Tanguy admitted the new federal system “is not 100 per cent bulletproof” but said officials from the various levels of government have been working on researching best practices and training “to make sure those events don’t happen like it happened in Hawaii.”

The mobile alert system is administered by Pelmorex Corp., the parent company of the Weather Network, which will be sending out test alerts in early May to get consumers used to the program.

“People should hopefully be familiar with that sound by the time they get an actual emergency message,” said Paul Temple, senior vice-president of regulatory and strategic affairs at Pelmorex.

“Nowadays pretty well everyone has a phone and you’re not necessarily listening to the radio or watching TV, so it’s just another way to reach people quickly when their life is possibly in danger.”

The CRTC has said wireless providers cannot charge a separate fee on consumers’ bills for participating in the mobile alerting system.

———

On the web: https://www.alertready.ca

Michael Oliveira, The Canadian Press

Like us on Facebook and follow us on Twitter.

Just Posted

Kimberley’s Molly Miller qualifies for World Juniors

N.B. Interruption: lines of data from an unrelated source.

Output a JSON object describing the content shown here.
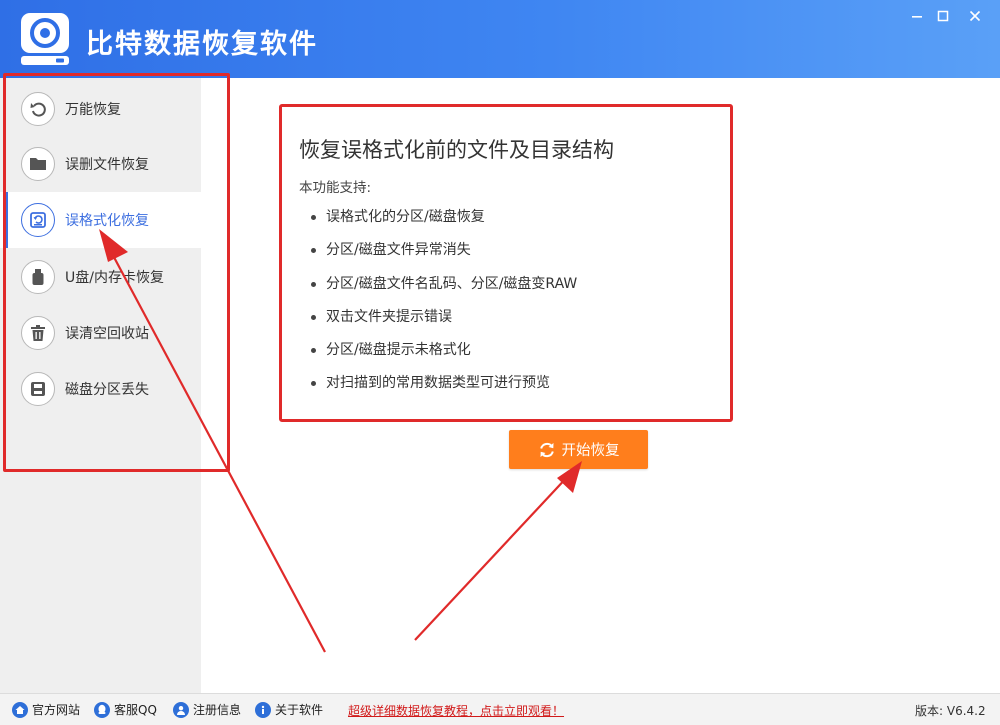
{
  "window": {
    "title": "比特数据恢复软件",
    "controls": [
      "minimize-icon",
      "maximize-icon",
      "close-icon"
    ]
  },
  "sidebar": {
    "items": [
      {
        "label": "万能恢复",
        "icon": "undo-icon",
        "active": false
      },
      {
        "label": "误删文件恢复",
        "icon": "folder-icon",
        "active": false
      },
      {
        "label": "误格式化恢复",
        "icon": "disk-restore-icon",
        "active": true
      },
      {
        "label": "U盘/内存卡恢复",
        "icon": "usb-icon",
        "active": false
      },
      {
        "label": "误清空回收站",
        "icon": "trash-icon",
        "active": false
      },
      {
        "label": "磁盘分区丢失",
        "icon": "drive-icon",
        "active": false
      }
    ]
  },
  "main": {
    "title": "恢复误格式化前的文件及目录结构",
    "subtitle": "本功能支持:",
    "features": [
      "误格式化的分区/磁盘恢复",
      "分区/磁盘文件异常消失",
      "分区/磁盘文件名乱码、分区/磁盘变RAW",
      "双击文件夹提示错误",
      "分区/磁盘提示未格式化",
      "对扫描到的常用数据类型可进行预览"
    ],
    "start_button": "开始恢复"
  },
  "statusbar": {
    "links": [
      {
        "label": "官方网站",
        "icon": "home-icon"
      },
      {
        "label": "客服QQ",
        "icon": "qq-icon"
      },
      {
        "label": "注册信息",
        "icon": "user-icon"
      },
      {
        "label": "关于软件",
        "icon": "info-icon"
      }
    ],
    "promo": "超级详细数据恢复教程，点击立即观看！",
    "version": "版本: V6.4.2"
  },
  "colors": {
    "titlebar": "#3f86f2",
    "accent": "#3d6fe0",
    "start_button": "#ff7e1c",
    "annotation": "#e02a2a",
    "promo_text": "#d11a1a"
  }
}
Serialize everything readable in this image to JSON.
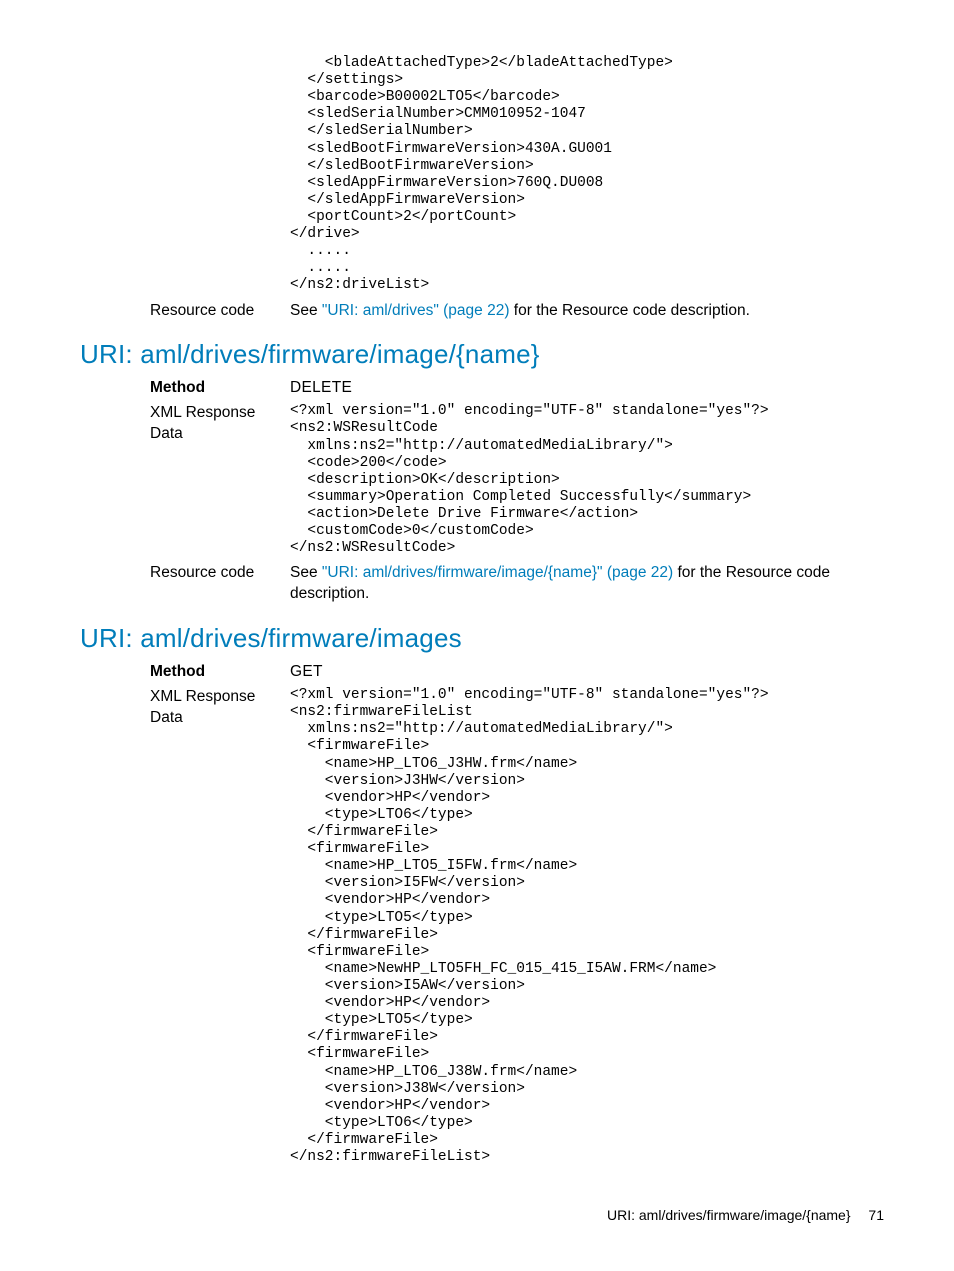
{
  "topCode": "    <bladeAttachedType>2</bladeAttachedType>\n  </settings>\n  <barcode>B00002LTO5</barcode>\n  <sledSerialNumber>CMM010952-1047\n  </sledSerialNumber>\n  <sledBootFirmwareVersion>430A.GU001\n  </sledBootFirmwareVersion>\n  <sledAppFirmwareVersion>760Q.DU008\n  </sledAppFirmwareVersion>\n  <portCount>2</portCount>\n</drive>\n  .....\n  .....\n</ns2:driveList>",
  "resourceCodeLabel": "Resource code",
  "topResource": {
    "prefix": "See ",
    "link": "\"URI: aml/drives\" (page 22)",
    "suffix": " for the Resource code description."
  },
  "section1": {
    "heading": "URI: aml/drives/firmware/image/{name}",
    "methodLabel": "Method",
    "methodValue": "DELETE",
    "xmlLabel": "XML Response Data",
    "xmlCode": "<?xml version=\"1.0\" encoding=\"UTF-8\" standalone=\"yes\"?>\n<ns2:WSResultCode\n  xmlns:ns2=\"http://automatedMediaLibrary/\">\n  <code>200</code>\n  <description>OK</description>\n  <summary>Operation Completed Successfully</summary>\n  <action>Delete Drive Firmware</action>\n  <customCode>0</customCode>\n</ns2:WSResultCode>",
    "resource": {
      "prefix": "See ",
      "link": "\"URI: aml/drives/firmware/image/{name}\" (page 22)",
      "suffix": " for the Resource code description."
    }
  },
  "section2": {
    "heading": "URI: aml/drives/firmware/images",
    "methodLabel": "Method",
    "methodValue": "GET",
    "xmlLabel": "XML Response Data",
    "xmlCode": "<?xml version=\"1.0\" encoding=\"UTF-8\" standalone=\"yes\"?>\n<ns2:firmwareFileList\n  xmlns:ns2=\"http://automatedMediaLibrary/\">\n  <firmwareFile>\n    <name>HP_LTO6_J3HW.frm</name>\n    <version>J3HW</version>\n    <vendor>HP</vendor>\n    <type>LTO6</type>\n  </firmwareFile>\n  <firmwareFile>\n    <name>HP_LTO5_I5FW.frm</name>\n    <version>I5FW</version>\n    <vendor>HP</vendor>\n    <type>LTO5</type>\n  </firmwareFile>\n  <firmwareFile>\n    <name>NewHP_LTO5FH_FC_015_415_I5AW.FRM</name>\n    <version>I5AW</version>\n    <vendor>HP</vendor>\n    <type>LTO5</type>\n  </firmwareFile>\n  <firmwareFile>\n    <name>HP_LTO6_J38W.frm</name>\n    <version>J38W</version>\n    <vendor>HP</vendor>\n    <type>LTO6</type>\n  </firmwareFile>\n</ns2:firmwareFileList>"
  },
  "footer": {
    "title": "URI: aml/drives/firmware/image/{name}",
    "page": "71"
  }
}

Cross country skier heads to Finland in January

Cattle truck crash closes Hwy 3 near Jaffray

A detour route is available via Betania Rd

Homeowner threatened with knife during Break and Enter near Kimberley

B & E occurred in Summer Subdivision just outside of Kimberley

Two wins over weekend for Kimberley Dynamiters

JOSH LOCKHART The Kimberley Dynamiters had a quick road-trip to Golden on… Continue reading

PHOTOS: Opening day at Kimberley Alpine Resort

The ski hill is officially open for the 2018/19 season.

‘Are we going to play?’ Alberta boy with rare illness no big deal for classmates

Porter Stanley is one of 30 people in the world to be diagnosed with Beare-Stevenson syndrome, a craniofacial disorder.

Publication ban on name of girl killed in Abbotsford school lifted

Reimer’s family had supported an application by Black Press to lift ban

B.C. securities regulator probes ‘most expansive’ alleged trading scheme in its history

Liht Cannabis Corp states it’s doing internal investigation, welcomes BC Securities Commission probe

Air passenger rights: 6 things about what the Liberals are offering

For 3- to 6-hour delays, compensation is $400. Between 6 and 9 hours, $700. Over 9 hours is $1,000

RCMP, civilian vehicles rammed in North Okanagan incident

Police attempt to stop truck near Enderby, thought to be tied to alleged Salmon Arm armed robbery

New biker gang with ties to Hells Angels crops up in Lower Mainland

The Street Reapers were formed late last year and have been seen in Fort Langley.

10-lane George Massey bridge too big, B.C. study says

Consultants say replacement tunnel cost similar to new bridge

Couple caught up in B.C. Legislature bomb plot to learn their fate

John Nuttall and Amanda Korody were arrested as part of an undercover RCMP sting on Canada Day 2013

Ryan Reynolds to narrate movie about B.C.’s Great Bear Rainforest

Vancouver-born actor known for Deadpool movies will voice film to be released Feb. 15, 2019

Most Read